By Mike Schrage
Economy or evangelism—which has our attention, and which is our priority as reflected by our calendars and checkbooks?
In the past 14 months, I’ve had the opportunity to see God’s people in action in Bosnia, Kenya, Afghanistan, Mali, Uganda, and Sudan. The needs are astounding in every place, in every way. Life is difficult, and the challenge of living a godly life in some of these countries is outright dangerous!
Yet Christian people are there working, serving, and evangelizing. The church is making inroads in these hard areas, but more resources are needed. And in Africa, the harvest is begging to be gathered, but there are just not enough resources to do the work! Missionaries and national workers need prayer and provisions!
However, the economic balance is far from even, fair, or equitable between any of those countries I visited and my U.S. homeland. I wrestle in my heart with the emerging economic news each time I return home and hear that America is suffering. True, people have lost jobs, investment values have tumbled, retirement funds have been jeopardized, and optimism has been replaced with pessimism.

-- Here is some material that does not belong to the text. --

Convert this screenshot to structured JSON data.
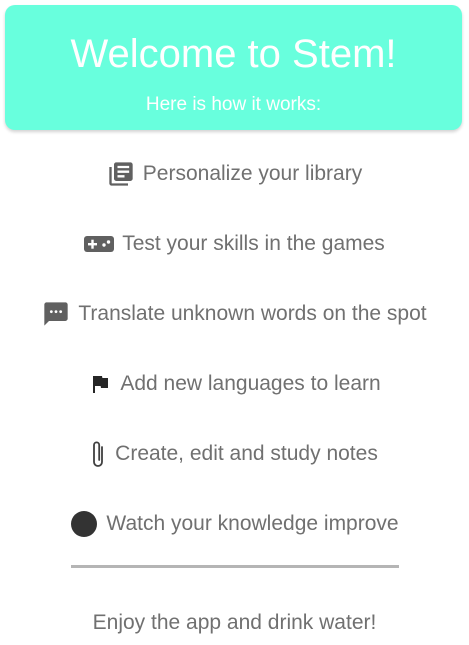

But is this really “tough economic news”? Is this suffering equal to that of those who live on so much less or who lose their lives for the sake of their faith in Christ? (In the U.S., life can be difficult for those making $25,000 a year. But what about the billions of people in the world who make only $250 a year—or less?)
Instead of having a “woe are we” attitude, maybe we should consider our blessings during this season of uncertainty when the Lord is asking us to prioritize our “E’s” (economy and evangelism).
Things the Lord can teach us during this testing period include:
1. Understanding afresh that everything is the Lord’s (Psalm
2. Appreciating the tremendous blessings we have been given through Christ (Ephesians 1:3)
3. Reprioritizing spending and saving habits (Luke 16:1-3)
4. Looking at the eternal perspectives of life today (Luke 12:18)
5. Becoming more efficient with our resources (Matthew 25:14-30)
6. Learning that we are in community
(1 Corinthians 12:26)
7. Entertaining the option of self-denial as part of our personal discipline (Matthew 16:24)
8. Using our resources in God-honoring and kingdom-fulfilling ways.
With half the world living on less than $2 a day, I cannot imagine the changes the Lord may want to see in how I spend my dollars, use my resources, and leverage my time. This may be the very season new priorities emerge and the most evangelism occurs!
The question is—could it begin with me? Could I become more appreciative, more frugal, and more efficient in my home, community, and church? Could I learn to be content with the much I do have? Could I use less and give more? Could I see that the spiritual battle still rages for the hearts, minds, and souls of men; and that I have assets to help in the victory?
A hurting world and a suffering church desperately need our help. God is inviting us to join his purposes. Oh, don’t mistake a providential invitation for a desperate plea for cooperation from the Lord! God will accomplish his will, with or without you and me, and with or without America.
But are we ready in these challenging economic times to “read the season’s signs” (Matthew 16:3) and reprioritize our lives with a goal of living to evangelize instead of living to enjoy?
Mike Schrage is director of development with Good News Productions, International, Joplin, Missouri.